» What you need to do
Keyword search on "content": report each line of the records that contains it.

[[ Supplied material open ]]

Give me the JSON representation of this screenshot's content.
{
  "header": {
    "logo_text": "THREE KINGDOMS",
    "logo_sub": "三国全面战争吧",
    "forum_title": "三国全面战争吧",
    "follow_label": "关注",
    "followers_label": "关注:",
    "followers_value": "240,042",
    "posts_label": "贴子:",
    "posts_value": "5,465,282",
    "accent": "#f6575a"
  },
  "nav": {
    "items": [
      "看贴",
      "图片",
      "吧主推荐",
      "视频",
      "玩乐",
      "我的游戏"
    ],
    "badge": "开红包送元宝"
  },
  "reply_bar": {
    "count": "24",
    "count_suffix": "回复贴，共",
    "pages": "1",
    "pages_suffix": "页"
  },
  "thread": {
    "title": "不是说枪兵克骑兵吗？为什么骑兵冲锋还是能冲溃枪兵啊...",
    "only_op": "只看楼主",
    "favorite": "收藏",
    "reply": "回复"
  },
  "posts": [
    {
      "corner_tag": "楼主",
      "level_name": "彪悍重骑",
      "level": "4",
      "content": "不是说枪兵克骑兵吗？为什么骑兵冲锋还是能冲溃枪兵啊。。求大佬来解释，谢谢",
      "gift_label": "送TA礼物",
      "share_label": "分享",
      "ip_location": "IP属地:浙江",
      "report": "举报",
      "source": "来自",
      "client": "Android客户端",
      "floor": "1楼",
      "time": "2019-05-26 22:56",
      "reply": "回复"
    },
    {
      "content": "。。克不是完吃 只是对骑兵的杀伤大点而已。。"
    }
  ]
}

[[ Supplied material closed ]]

» Exercise output
Give me the JSON representation of this screenshot's content.
      "content": "不是说枪兵克骑兵吗？为什么骑兵冲锋还是能冲溃枪兵啊。。求大佬来解释，谢谢",
      "content": "。。克不是完吃 只是对骑兵的杀伤大点而已。。"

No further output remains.